The subway (on which the signs in the series focus) began operating in London in 1863. And since then it has actually been the main solution in the largest and most densely populated cities in the world.
Subway stations are underground, and to prevent a feeling of suffocation from being indoors, the stations have been designed accordingly. Some of the stations excel in their design, and some are dedicated to a particular theme. For example, the Concorde Metro station in Paris has a Declaration of Human and Civil Rights enacted in the French Revolution on the walls of the station Names and hallmarks
The very fact that the subway is a major factor in the urban life of the cities it serves, has led to many and varied names used in everyday language: Paris and Budapest - Metro, London - Underground or Tube, New York - Subway and more.
In addition, the external signs indicating the location of the stations are also used as a hallmark, and some have become a cultural icon: Paris
About the signs
The signs at some of the stations are uniformly designed, typical of the train system in that city. For example, in Paris
in many of the stations the name of the station is written
But in others there is a unique design
the central motif in many of the stations is the symbol for Transport for London
, for example at the Swiss Cottage station
, At Westminster Station, where this symbol is also used as a central motif, it is customary to change the design of the station from time to time to symbolize special events, such as during the period when the design was dedicated to Pan-African countries
The Baker Station, located on the street that appears in Arthur Conan Doyle’s books as the residence of Sherlock Holmes, features illustrations and quotes from his books:

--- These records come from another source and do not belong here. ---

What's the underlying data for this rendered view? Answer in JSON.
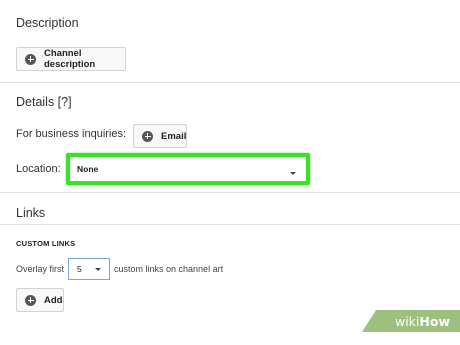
{
  "description": {
    "title": "Description",
    "channel_button_label": "Channel description"
  },
  "details": {
    "title": "Details [?]",
    "business_label": "For business inquiries:",
    "email_button_label": "Email",
    "location_label": "Location:",
    "location_value": "None"
  },
  "links": {
    "title": "Links",
    "custom_links_header": "CUSTOM LINKS",
    "overlay_prefix": "Overlay first",
    "overlay_count": "5",
    "overlay_suffix": "custom links on channel art",
    "add_button_label": "Add"
  },
  "watermark": {
    "wiki": "wiki",
    "how": "How"
  },
  "colors": {
    "highlight": "#39e229",
    "select_border": "#7aa7d8",
    "watermark_bg": "#9ec07f"
  }
}
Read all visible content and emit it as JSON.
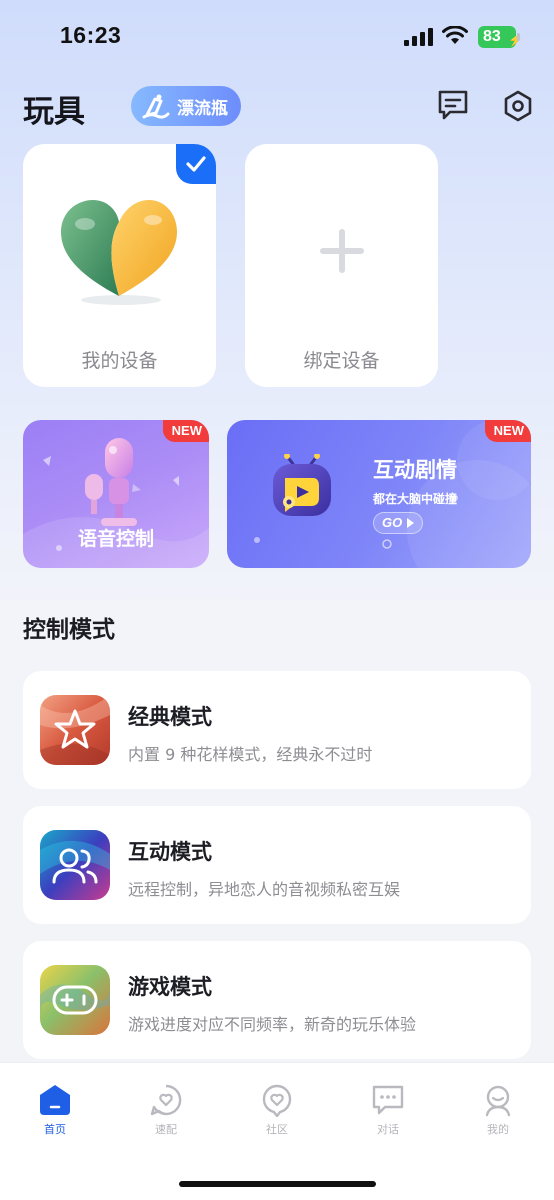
{
  "status_bar": {
    "time": "16:23",
    "battery": "83"
  },
  "header": {
    "title": "玩具",
    "bottle_label": "漂流瓶"
  },
  "devices": [
    {
      "label": "我的设备",
      "selected": true
    },
    {
      "label": "绑定设备",
      "selected": false
    }
  ],
  "banners": {
    "voice": {
      "label": "语音控制",
      "badge": "NEW"
    },
    "story": {
      "title": "互动剧情",
      "subtitle": "都在大脑中碰撞",
      "go_label": "GO",
      "badge": "NEW"
    }
  },
  "control_section": {
    "title": "控制模式",
    "modes": [
      {
        "title": "经典模式",
        "desc": "内置 9 种花样模式，经典永不过时",
        "icon": "star-icon"
      },
      {
        "title": "互动模式",
        "desc": "远程控制，异地恋人的音视频私密互娱",
        "icon": "users-icon"
      },
      {
        "title": "游戏模式",
        "desc": "游戏进度对应不同频率，新奇的玩乐体验",
        "icon": "gamepad-icon"
      }
    ]
  },
  "tab_bar": {
    "active": "首页",
    "items": [
      {
        "label": "首页",
        "icon": "home-icon"
      },
      {
        "label": "速配",
        "icon": "match-heart-icon"
      },
      {
        "label": "社区",
        "icon": "community-heart-icon"
      },
      {
        "label": "对话",
        "icon": "chat-icon"
      },
      {
        "label": "我的",
        "icon": "profile-icon"
      }
    ]
  },
  "colors": {
    "accent": "#1b6ef7",
    "badge_red": "#f23b3b",
    "voice_banner": "#a58af6",
    "story_banner": "#7278f7"
  }
}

Or illustrations of the famous silhouette of the detective with the pipe
Charing Cross Station describes topics related to the Eleanor Cross